REAL ESTATE The Main Thing gets 5.5/10

Real Estate

The Main Thing


Real Estate have broken big over the last few years, their chill jangle pop sound now at the forefront of mainstream alternative rock. Latest effort The Main Thing is as squeaky clean as expected, but sees the band more toothless than ever.

This is a perfectly acceptable album on the face of it, with all requisite pieces in place. The guitars chime like they need to and occasionally throw out a riff. Frontman Martin Courtney’s vocals are as plaintive and echoey as ever, and each song has a melodic phrase or two that it repeats enough times to meet requirements.

Unfortunately, the whole is certainly not the greater of its parts, as they come together to form a series of tedious tunes. The two strongest contributions are the singles: The Main Thing has a genuinely catchy chorus, while Paper Cup (featuring Grammy nominated synth-pop outfit Sylvan Esso) is a meticulously constructed pop rock number edging closer to disco than we’ve heard from Real Estate previously, that should get some decent airplay. With its more overt instrumentation such as string stabs and an overdriven guitar riff, it’s the biggest statement on the album.

Of the deep cuts, memorable moments are slim pickings. Shallow Sun has some cool instrumentation, even if the sad/happy dynamic between verse and chorus is unconvincing. Silent World is effective, with a propulsive rhythm and build accentuated with a few tasty snatches of slide guitar.

The rest of the songs feel barely there. The lazy and underwritten vocal melodies are the biggest culprit, hardly extending beyond a verse on several tracks. The instrumentation doesn’t help, too intentionally unobtrusive and middle-of-the-road to save these songs. Opener Friday for instance has a smooth bassline that recalls Moon Safari era Air, but the band doesn’t commit to it strongly enough and, when paired with its simple and repetitive vocal melody, the tune achieves nothing across its five minutes. Likewise, Also A But has a looping guitar riff that has potential, but is squandered on a song that goes nowhere. Gone is minimalist and lazy, with repetitive verses and a flaccid instrumental break that dissipates in seconds. You, November and Falling Down are similar by-the-numbers tracks, the latter particularly frustrating given its weak whispery vocal and lack of atmosphere. It’s unclear whether the track is meant to be positive or wistful. Instead, it just sounds sterile.

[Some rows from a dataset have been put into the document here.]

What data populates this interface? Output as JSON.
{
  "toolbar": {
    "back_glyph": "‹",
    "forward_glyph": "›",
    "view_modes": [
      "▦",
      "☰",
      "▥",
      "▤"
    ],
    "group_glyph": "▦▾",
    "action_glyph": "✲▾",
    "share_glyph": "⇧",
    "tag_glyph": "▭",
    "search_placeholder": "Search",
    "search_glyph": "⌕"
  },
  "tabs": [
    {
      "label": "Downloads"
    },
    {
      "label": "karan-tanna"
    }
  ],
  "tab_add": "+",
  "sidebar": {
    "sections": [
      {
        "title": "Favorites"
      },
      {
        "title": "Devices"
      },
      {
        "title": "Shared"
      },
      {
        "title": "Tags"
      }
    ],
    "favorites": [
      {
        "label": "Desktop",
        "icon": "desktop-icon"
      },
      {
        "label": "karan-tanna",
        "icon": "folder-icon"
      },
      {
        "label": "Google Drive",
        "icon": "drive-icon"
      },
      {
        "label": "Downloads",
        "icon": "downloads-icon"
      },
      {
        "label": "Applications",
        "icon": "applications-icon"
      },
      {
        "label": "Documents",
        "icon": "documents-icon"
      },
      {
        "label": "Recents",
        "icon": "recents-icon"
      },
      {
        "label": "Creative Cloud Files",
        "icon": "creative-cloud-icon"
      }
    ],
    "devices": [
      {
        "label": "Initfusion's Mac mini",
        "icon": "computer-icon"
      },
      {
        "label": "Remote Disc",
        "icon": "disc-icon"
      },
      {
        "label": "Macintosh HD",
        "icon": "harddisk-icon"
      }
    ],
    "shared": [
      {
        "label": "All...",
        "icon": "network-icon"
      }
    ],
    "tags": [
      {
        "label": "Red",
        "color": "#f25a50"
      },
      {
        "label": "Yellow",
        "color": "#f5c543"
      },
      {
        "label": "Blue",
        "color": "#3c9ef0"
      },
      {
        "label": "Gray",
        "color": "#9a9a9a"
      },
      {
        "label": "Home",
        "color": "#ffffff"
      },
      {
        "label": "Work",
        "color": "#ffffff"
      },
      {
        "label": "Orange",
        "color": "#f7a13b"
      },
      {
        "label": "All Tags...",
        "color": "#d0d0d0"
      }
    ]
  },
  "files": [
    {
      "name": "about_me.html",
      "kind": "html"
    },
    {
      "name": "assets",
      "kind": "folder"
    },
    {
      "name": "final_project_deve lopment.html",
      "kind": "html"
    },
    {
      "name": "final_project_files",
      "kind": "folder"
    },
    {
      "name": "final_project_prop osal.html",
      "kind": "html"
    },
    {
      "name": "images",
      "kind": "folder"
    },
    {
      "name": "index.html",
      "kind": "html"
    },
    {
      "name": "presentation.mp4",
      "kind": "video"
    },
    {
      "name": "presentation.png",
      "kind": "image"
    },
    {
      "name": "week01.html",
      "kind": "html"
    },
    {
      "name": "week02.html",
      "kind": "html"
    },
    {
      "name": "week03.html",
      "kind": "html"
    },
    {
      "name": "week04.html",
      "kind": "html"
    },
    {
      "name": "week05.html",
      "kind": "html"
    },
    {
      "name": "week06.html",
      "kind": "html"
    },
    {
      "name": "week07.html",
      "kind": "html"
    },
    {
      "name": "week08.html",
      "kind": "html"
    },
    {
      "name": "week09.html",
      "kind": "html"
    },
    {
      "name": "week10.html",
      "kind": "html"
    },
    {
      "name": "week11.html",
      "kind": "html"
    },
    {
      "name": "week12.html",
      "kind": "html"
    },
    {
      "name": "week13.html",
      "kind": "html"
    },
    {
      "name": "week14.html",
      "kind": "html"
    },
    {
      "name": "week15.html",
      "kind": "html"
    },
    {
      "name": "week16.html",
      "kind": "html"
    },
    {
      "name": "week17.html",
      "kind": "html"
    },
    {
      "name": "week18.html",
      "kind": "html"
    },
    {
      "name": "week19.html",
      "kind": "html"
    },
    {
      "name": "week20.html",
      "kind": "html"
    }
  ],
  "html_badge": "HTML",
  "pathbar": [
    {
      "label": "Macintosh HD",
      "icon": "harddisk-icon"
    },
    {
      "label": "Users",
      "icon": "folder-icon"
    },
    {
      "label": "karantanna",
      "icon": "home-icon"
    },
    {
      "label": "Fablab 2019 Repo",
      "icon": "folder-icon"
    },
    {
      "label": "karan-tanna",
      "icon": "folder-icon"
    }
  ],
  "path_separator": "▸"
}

This is a disappointing album by a band that is resting on its laurels. On 2014’s Atlas, Real Estate managed to deliver a solid set of atmospheric tracks with hooks to spare. Unfortunately they’ve retained the mood but not the substance, leaving us with an album of indie elevator music.